"Visiting especially thomas jefferson state man was i so proud to be an american let's nice that's nice that it's in that in it and i'll tell you uh i i it sally harming has a champion you know and i would encourage you know all americans start visiting uh the the state of the founding fathers put particularly black parrot take your kids there okay i mean it it certainly an in in an eye opener and like i said i went with professional who is who in education she was a an elementary school teacher and she was very impressed it was the first time that she had visited the state of the founding fathers now i also visited slave translations in louisiana and very include the history of slavery uh air and uh some some of the message said you'd asian laws well uh you know keeping uh breakers from having sex you know i've been to belgium belgium was in major colonizer right of of africa they add a national russian about uh gear under of africa you see nato an an and.
"thomas jefferson" Discussed on WBAL 1090AM

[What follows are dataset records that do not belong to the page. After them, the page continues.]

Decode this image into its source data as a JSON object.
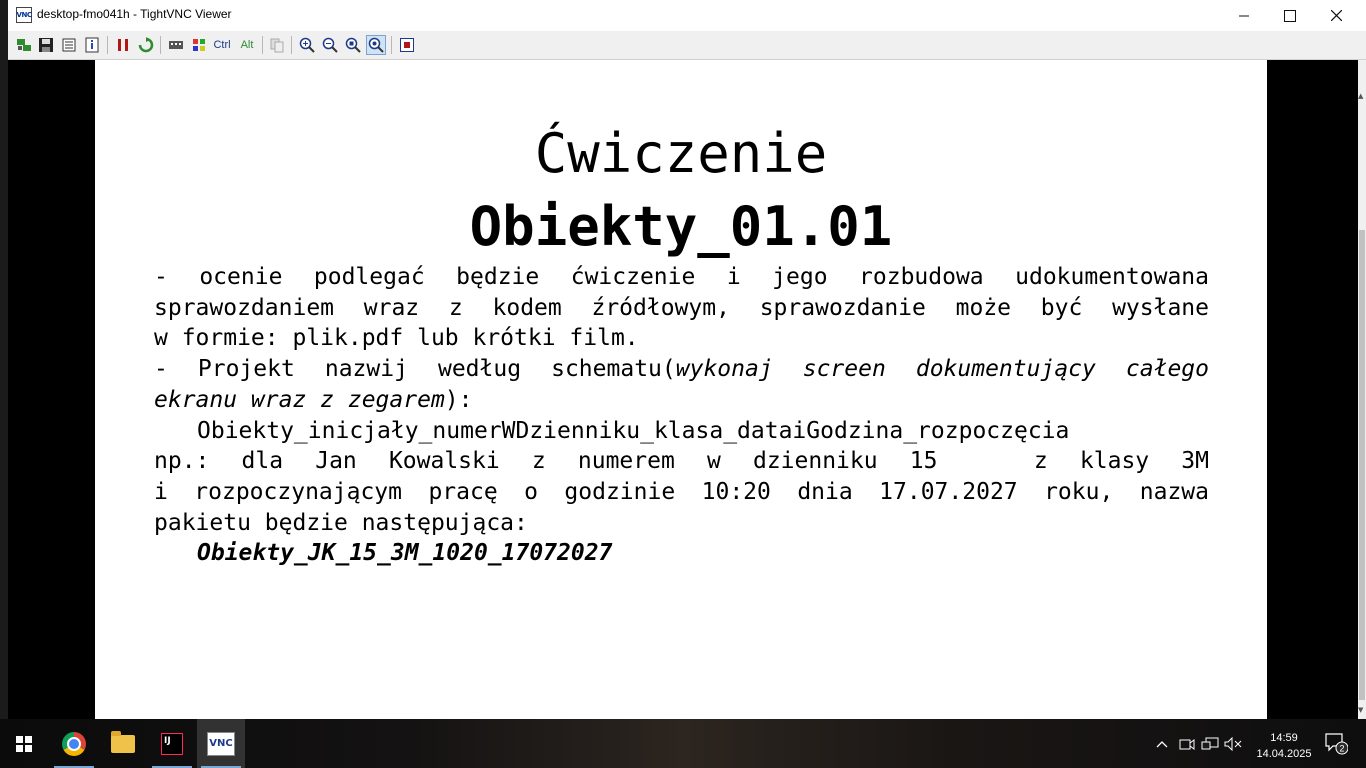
{
  "window": {
    "title": "desktop-fmo041h - TightVNC Viewer",
    "app_icon_text": "VNC"
  },
  "toolbar": {
    "ctrl_label": "Ctrl",
    "alt_label": "Alt"
  },
  "slide": {
    "heading": "Ćwiczenie",
    "subheading": "Obiekty_01.01",
    "lines": [
      "- ocenie podlegać będzie ćwiczenie i jego rozbudowa udokumentowana",
      "sprawozdaniem wraz z kodem źródłowym, sprawozdanie może być wysłane",
      "w formie: plik.pdf lub krótki film.",
      "- Projekt nazwij według schematu(",
      "wykonaj screen dokumentujący całego",
      "ekranu wraz z zegarem",
      "):",
      "Obiekty_inicjały_numerWDzienniku_klasa_dataiGodzina_rozpoczęcia",
      "np.: dla Jan Kowalski z numerem w dzienniku 15   z klasy 3M",
      "i rozpoczynającym pracę o godzinie 10:20 dnia 17.07.2027 roku, nazwa",
      "pakietu będzie następująca:",
      "Obiekty_JK_15_3M_1020_17072027"
    ]
  },
  "taskbar": {
    "time": "14:59",
    "date": "14.04.2025",
    "notification_count": "2",
    "intellij_label": "IJ",
    "vnc_label": "VNC"
  }
}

"Never been there i recommend you go check it out specially do it while you still can and i recommend going there at night sort of set off on a little peninsula by itself there's nothing else around it at night it's absolutely gorgeous and if you go there during the day you can rent panel boats in and around there to if you got kids and want to do that but the discussion gets around thomas jefferson because thomas jefferson also on top of all of his accomplishments own slaves here's how it went uh does does it matter or he mentioned thomas jeff's he wrote a biography of thomas jefferson thomas jefferson had slaves room deaths lanes and children with the slate exactly and it does ladder fuel should they take down the aisle had more should they take down the jefferson memorial koege down hey get down well that people need to understand when people that were in sleigh and robbed of even the right to map and had forced sex would this slave masters the did this is personal does loud great grandfather was a slave in south carolina owned by the family dead oh all ended up strom thurmond was one of them of newspaper of discovered so this is personal this is not some kind of remove discussion from us foul families were victims of this suddenly ill will be near thirdly it ought to be removed now the white house and the capitol building were in part built with slave labor to do we tear those down and start over the washington monument and has.